## WHAT TO PRODUCE
When you reach the line that has "Serialize everything readable" in the material below, reproduce it and each line after it exactly, through the last one.

## PROVIDED RECORDS
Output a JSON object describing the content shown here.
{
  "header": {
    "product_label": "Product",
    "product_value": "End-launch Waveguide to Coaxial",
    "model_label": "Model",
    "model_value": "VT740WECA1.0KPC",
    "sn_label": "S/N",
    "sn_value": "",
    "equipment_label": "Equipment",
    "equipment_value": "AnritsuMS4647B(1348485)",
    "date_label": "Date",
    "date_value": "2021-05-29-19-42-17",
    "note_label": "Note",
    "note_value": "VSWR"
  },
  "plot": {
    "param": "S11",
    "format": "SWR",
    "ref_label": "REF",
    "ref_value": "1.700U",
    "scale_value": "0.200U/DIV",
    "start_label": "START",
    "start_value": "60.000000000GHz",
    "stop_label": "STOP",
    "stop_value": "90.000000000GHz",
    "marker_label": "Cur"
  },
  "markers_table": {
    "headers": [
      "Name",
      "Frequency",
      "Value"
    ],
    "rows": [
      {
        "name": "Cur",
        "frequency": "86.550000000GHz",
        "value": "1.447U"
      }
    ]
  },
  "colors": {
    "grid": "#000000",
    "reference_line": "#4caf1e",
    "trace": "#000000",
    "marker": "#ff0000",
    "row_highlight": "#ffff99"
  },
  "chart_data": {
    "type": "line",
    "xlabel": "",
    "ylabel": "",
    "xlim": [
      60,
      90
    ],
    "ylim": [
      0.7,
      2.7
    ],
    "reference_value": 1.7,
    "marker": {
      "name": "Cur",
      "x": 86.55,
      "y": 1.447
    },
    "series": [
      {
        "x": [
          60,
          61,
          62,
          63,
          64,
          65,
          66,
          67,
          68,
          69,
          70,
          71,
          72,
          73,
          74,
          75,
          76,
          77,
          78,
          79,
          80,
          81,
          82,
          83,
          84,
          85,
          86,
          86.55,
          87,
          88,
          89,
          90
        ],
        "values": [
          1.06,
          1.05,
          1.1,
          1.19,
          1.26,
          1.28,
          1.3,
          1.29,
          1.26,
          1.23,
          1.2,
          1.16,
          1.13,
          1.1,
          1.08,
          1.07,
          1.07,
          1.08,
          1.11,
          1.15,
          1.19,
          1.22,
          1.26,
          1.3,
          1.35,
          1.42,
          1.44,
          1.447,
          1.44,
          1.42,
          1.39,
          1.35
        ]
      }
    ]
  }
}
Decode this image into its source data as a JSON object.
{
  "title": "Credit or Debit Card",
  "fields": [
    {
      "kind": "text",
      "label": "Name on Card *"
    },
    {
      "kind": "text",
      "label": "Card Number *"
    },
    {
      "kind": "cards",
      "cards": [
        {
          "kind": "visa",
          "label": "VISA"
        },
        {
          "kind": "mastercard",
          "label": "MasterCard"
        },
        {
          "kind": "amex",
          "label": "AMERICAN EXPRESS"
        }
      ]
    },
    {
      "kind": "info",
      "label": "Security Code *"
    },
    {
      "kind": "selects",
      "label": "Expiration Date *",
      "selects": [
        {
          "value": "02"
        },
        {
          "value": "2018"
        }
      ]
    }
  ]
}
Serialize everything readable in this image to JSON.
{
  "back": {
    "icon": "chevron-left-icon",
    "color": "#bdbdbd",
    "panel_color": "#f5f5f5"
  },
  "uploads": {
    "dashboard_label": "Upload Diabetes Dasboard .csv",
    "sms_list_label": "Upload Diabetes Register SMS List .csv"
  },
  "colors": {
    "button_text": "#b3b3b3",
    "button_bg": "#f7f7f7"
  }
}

## TASK OUTPUT
Serialize everything readable in this image to JSON.
{
  "back": {
    "icon": "chevron-left-icon",
    "color": "#bdbdbd",
    "panel_color": "#f5f5f5"
  },
  "uploads": {
    "dashboard_label": "Upload Diabetes Dasboard .csv",
    "sms_list_label": "Upload Diabetes Register SMS List .csv"
  },
  "colors": {
    "button_text": "#b3b3b3",
    "button_bg": "#f7f7f7"
  }
}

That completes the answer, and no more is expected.